We do not live near family at all, most of the other children live out of our village. We have 2 neighbours we speak to, one couple are elderly, the other is a single man who is rarely in.

There is an ex-childminder up the road who now only looks after her young grandchildren, I will have a word with her to see if she can look after dd, but we need a back-up in case she says no.

brandnewhelsy Tue 11-Sep-07 17:25:49

No no no no I wouldn't, much too young. Can she go home with a neighbour or friend some days, stay at afterschool longer the others?

cornsilk Tue 11-Sep-07 17:26:44

Why not ask a childminder instead?
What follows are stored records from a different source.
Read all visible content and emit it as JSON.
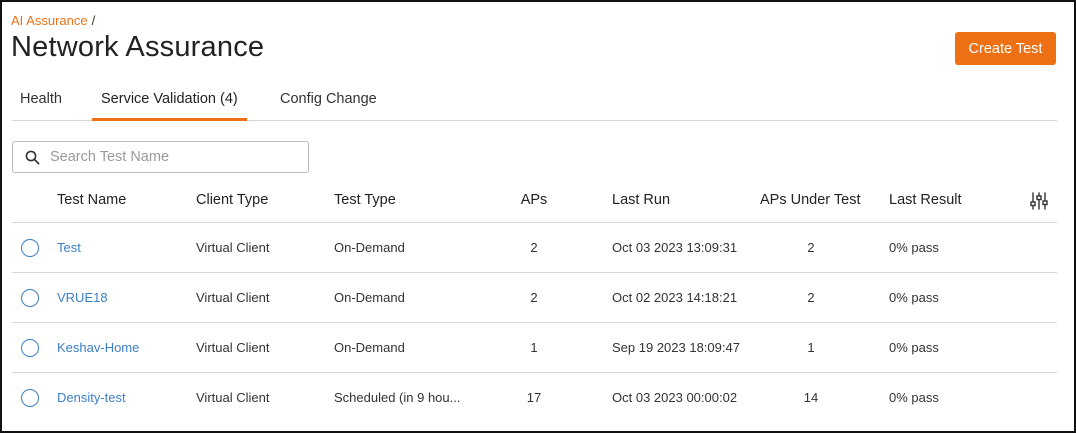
{
  "breadcrumb": {
    "root": "AI Assurance",
    "separator": "/"
  },
  "page": {
    "title": "Network Assurance"
  },
  "actions": {
    "create_test_label": "Create Test"
  },
  "tabs": [
    {
      "label": "Health",
      "active": false
    },
    {
      "label": "Service Validation (4)",
      "active": true
    },
    {
      "label": "Config Change",
      "active": false
    }
  ],
  "search": {
    "placeholder": "Search Test Name",
    "value": ""
  },
  "table": {
    "columns": [
      "Test Name",
      "Client Type",
      "Test Type",
      "APs",
      "Last Run",
      "APs Under Test",
      "Last Result"
    ],
    "rows": [
      {
        "name": "Test",
        "client_type": "Virtual Client",
        "test_type": "On-Demand",
        "aps": "2",
        "last_run": "Oct 03 2023 13:09:31",
        "aps_under_test": "2",
        "last_result": "0% pass"
      },
      {
        "name": "VRUE18",
        "client_type": "Virtual Client",
        "test_type": "On-Demand",
        "aps": "2",
        "last_run": "Oct 02 2023 14:18:21",
        "aps_under_test": "2",
        "last_result": "0% pass"
      },
      {
        "name": "Keshav-Home",
        "client_type": "Virtual Client",
        "test_type": "On-Demand",
        "aps": "1",
        "last_run": "Sep 19 2023 18:09:47",
        "aps_under_test": "1",
        "last_result": "0% pass"
      },
      {
        "name": "Density-test",
        "client_type": "Virtual Client",
        "test_type": "Scheduled (in 9 hou...",
        "aps": "17",
        "last_run": "Oct 03 2023 00:00:02",
        "aps_under_test": "14",
        "last_result": "0% pass"
      }
    ]
  },
  "colors": {
    "accent": "#ed7015",
    "link": "#3c7fc6"
  },
  "icons": {
    "search": "search-icon",
    "column_settings": "sliders-icon",
    "row_select": "radio-icon"
  }
}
Mine charges £5.

Getyourownjuice Tue 11-Sep-07 17:27:01

I cant believe any school would be happy to let a child of 6 walk home on their own no matter how near they live to be honest.

I would have to find another way, as I said would most likely to be leaving her in the school club and get what I pay for

charliecat Tue 11-Sep-07 17:27:21

Would the elderly couple like to have her for those 45 mins? They might like playing cards etc with her, boring her to tears with tales of old.

belgo Tue 11-Sep-07 17:27:26

too young. I was at senior school before I had my own key.

Speccy Tue 11-Sep-07 17:27:37

Message withdrawn at poster's request.

kslatts Tue 11-Sep-07 17:28:09

My dd is nearly 8, but I wouldn't leave at home alone even for a short period. £10 does seem a lot, could you not arrange to finish work early on those 2 days, maybe make the time up in your lunch break.

Rhubarb Tue 11-Sep-07 17:28:10

We are still fairly new to this village and I don't know that many people.

Yes I could be delayed getting home of course. These are all things we need to consider. She was 7 in July. What other concerns would you have? Supposing she is sensible enough to walk the 100 yards back home and let herself in, what is the worst that could happen to her?

OrmIrian Tue 11-Sep-07 17:29:11

Not yet. My eldest children are very sensible, we have great neighbours and the can easily walk home from school. But it wasn't until DS was 10 and DD was 8 that I let them do this regularly. I can see the temptation but wouldn't a neighbour be prepared to oblige for 45mins, 2 days a week?

Rhubarb Tue 11-Sep-07 17:29:48

I cannot finish work earlier, I work in a school.

Leaving her the full session is not an option. I want to be with her when she is at home and I want her to have the family meal with us, not sitting in an after school club.

So basically the answer is no, she is too young?

Getyourownjuice Tue 11-Sep-07 17:30:43

She could try and make some toast and burn herself

She could think she was grown up now and boil the kettle and scald herself

She could leave the door open and god knows who walks in

Someone could notice that she is going home alone and follow her

Shall I go on.......

Mercy Tue 11-Sep-07 17:31:16

dd's school has a little network of childminders (some of them look after the teachers children). Would any of the teachers have any contacts?

Getyourownjuice Tue 11-Sep-07 17:31:26

Can her dad help out? is his job more flexible?

cornsilk Tue 11-Sep-07 17:31:36

My childminder has my ds's for 45 minutes. It works out really well.

charliecat Tue 11-Sep-07 17:32:06

I think shes too young. My 9 year old wont be left, she comes with us, even nipping up the shop for 3 mins. I would be happy leaving her sat on the Sims, but she wont be left.
You dont really want a worst that could happen list do you?

Join the discussion

Registering is free, easy, and means you can join in the discussion, watch threads, get discounts, win prizes and lots more.

Register now »

Already registered? Log in with: